-- Data shown --
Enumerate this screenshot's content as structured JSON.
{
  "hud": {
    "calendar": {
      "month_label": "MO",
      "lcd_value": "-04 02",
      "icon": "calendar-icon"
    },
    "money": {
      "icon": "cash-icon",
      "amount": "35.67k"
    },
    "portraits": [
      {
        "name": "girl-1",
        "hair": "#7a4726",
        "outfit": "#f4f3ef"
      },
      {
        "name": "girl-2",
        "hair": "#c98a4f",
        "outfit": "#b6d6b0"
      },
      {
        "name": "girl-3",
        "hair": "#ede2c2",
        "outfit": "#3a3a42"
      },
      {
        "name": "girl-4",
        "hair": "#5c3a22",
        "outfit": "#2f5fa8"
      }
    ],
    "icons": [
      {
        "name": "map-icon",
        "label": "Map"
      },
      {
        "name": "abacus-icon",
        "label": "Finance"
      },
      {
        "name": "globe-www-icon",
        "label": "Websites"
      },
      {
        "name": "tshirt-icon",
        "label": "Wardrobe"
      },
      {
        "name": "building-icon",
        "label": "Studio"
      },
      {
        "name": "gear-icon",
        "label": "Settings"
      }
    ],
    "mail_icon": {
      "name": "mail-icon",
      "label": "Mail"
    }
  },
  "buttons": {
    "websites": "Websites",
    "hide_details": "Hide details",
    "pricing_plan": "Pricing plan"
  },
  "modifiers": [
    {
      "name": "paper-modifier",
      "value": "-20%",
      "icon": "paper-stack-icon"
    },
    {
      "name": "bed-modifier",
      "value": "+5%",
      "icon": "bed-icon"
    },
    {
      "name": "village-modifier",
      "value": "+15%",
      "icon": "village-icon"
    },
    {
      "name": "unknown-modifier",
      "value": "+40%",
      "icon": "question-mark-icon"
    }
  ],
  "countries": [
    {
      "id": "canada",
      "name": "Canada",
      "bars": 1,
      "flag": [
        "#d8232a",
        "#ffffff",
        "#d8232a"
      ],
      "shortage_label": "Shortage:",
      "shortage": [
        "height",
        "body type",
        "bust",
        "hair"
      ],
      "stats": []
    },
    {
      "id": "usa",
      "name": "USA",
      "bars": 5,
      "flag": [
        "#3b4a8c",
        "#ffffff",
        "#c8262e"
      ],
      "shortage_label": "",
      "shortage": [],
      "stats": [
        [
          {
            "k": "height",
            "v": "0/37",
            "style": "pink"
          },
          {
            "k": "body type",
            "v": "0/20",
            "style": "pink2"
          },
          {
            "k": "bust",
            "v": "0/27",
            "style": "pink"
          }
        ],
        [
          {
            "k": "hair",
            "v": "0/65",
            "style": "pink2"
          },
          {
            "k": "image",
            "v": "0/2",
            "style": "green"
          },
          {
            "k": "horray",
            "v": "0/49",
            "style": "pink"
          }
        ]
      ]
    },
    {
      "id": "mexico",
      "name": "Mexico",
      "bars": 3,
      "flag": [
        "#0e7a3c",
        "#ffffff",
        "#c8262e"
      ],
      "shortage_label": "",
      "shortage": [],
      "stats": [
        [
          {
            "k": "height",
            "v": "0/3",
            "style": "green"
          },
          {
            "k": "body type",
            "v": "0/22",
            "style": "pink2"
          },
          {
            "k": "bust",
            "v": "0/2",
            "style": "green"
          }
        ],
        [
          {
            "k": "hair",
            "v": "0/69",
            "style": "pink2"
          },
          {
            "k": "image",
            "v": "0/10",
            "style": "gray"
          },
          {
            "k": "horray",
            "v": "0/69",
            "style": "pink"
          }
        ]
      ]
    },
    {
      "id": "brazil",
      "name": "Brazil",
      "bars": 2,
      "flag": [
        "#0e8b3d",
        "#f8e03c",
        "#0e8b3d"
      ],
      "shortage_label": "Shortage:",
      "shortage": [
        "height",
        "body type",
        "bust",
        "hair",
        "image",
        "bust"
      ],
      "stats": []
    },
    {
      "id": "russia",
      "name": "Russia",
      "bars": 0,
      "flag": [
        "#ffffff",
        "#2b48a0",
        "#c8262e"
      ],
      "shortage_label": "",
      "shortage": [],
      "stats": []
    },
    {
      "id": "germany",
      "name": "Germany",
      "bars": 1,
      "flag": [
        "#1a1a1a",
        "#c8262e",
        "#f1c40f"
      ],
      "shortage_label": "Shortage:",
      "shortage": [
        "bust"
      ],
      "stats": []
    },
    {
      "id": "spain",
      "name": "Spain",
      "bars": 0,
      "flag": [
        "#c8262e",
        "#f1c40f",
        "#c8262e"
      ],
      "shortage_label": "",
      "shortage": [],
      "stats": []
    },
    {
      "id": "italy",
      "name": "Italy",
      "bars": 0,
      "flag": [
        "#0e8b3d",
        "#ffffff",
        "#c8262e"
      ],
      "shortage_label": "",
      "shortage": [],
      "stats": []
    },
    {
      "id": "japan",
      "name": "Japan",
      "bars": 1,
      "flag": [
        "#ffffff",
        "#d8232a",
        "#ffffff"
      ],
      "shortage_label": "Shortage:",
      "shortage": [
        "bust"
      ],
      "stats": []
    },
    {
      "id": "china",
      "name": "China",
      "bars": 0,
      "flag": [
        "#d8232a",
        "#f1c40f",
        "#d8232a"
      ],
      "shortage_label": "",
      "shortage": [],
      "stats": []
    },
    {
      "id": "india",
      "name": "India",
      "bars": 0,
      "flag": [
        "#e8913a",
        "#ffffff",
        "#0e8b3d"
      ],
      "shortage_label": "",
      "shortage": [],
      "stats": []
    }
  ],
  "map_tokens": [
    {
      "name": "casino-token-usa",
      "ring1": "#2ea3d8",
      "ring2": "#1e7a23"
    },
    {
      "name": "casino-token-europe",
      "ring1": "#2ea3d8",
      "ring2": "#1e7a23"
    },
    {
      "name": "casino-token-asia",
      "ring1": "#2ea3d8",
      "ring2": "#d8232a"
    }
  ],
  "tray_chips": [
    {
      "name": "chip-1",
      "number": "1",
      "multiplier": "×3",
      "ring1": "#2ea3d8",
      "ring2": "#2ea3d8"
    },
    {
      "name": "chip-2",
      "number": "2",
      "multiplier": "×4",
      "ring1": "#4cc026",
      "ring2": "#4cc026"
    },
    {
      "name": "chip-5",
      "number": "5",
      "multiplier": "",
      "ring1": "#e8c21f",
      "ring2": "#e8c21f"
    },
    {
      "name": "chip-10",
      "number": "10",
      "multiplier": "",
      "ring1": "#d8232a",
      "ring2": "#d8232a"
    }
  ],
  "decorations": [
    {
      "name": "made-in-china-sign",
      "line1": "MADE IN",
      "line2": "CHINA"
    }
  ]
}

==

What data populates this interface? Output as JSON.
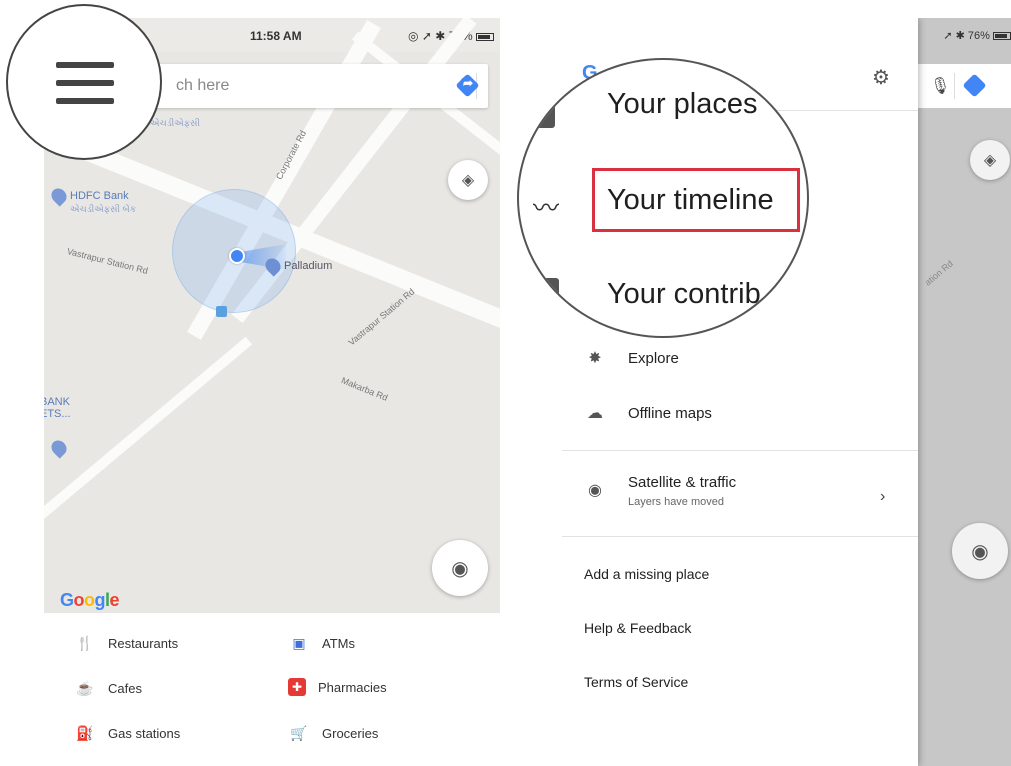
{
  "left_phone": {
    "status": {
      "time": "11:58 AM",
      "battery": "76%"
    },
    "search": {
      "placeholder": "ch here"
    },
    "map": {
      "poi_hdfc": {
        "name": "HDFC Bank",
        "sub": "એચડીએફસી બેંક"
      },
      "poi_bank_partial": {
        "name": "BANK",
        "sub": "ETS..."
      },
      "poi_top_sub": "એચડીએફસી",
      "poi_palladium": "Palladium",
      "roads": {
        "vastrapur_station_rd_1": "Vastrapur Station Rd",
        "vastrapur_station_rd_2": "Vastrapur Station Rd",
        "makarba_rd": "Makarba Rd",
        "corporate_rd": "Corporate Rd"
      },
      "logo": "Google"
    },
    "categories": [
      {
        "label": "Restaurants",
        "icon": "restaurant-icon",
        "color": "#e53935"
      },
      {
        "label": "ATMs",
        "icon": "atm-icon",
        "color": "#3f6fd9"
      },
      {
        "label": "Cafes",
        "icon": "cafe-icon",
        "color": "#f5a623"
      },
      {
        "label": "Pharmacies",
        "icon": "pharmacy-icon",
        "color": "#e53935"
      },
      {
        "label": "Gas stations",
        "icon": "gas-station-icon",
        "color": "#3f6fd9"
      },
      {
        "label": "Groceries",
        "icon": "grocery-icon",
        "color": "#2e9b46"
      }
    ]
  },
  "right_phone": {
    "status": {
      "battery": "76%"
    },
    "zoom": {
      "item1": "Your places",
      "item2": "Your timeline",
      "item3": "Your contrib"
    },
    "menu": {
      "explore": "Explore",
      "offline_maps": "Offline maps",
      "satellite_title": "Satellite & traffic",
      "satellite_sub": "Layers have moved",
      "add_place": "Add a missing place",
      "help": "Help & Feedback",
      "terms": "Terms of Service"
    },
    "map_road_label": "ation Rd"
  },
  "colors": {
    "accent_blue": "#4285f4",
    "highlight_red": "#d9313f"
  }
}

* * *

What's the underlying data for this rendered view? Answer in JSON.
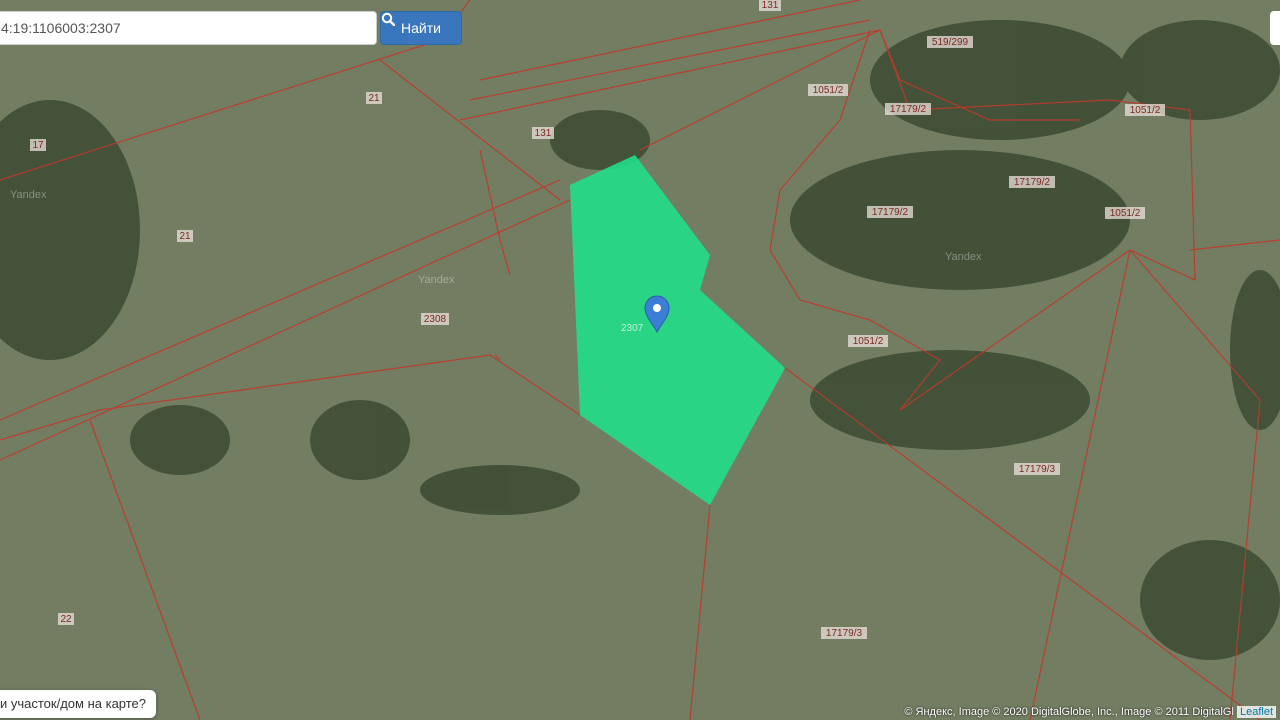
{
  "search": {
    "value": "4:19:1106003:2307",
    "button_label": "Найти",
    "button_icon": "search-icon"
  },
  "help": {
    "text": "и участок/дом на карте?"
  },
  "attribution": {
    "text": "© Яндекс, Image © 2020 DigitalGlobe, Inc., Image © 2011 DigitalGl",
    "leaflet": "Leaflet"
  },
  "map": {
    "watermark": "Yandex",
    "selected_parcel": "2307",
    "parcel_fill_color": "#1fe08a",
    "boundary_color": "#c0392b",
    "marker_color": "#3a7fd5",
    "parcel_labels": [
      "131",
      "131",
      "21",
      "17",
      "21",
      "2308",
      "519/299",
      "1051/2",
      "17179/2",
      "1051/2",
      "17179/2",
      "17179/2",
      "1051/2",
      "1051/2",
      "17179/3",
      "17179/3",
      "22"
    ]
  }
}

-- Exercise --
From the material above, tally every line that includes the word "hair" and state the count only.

-- Answer to the problem --
8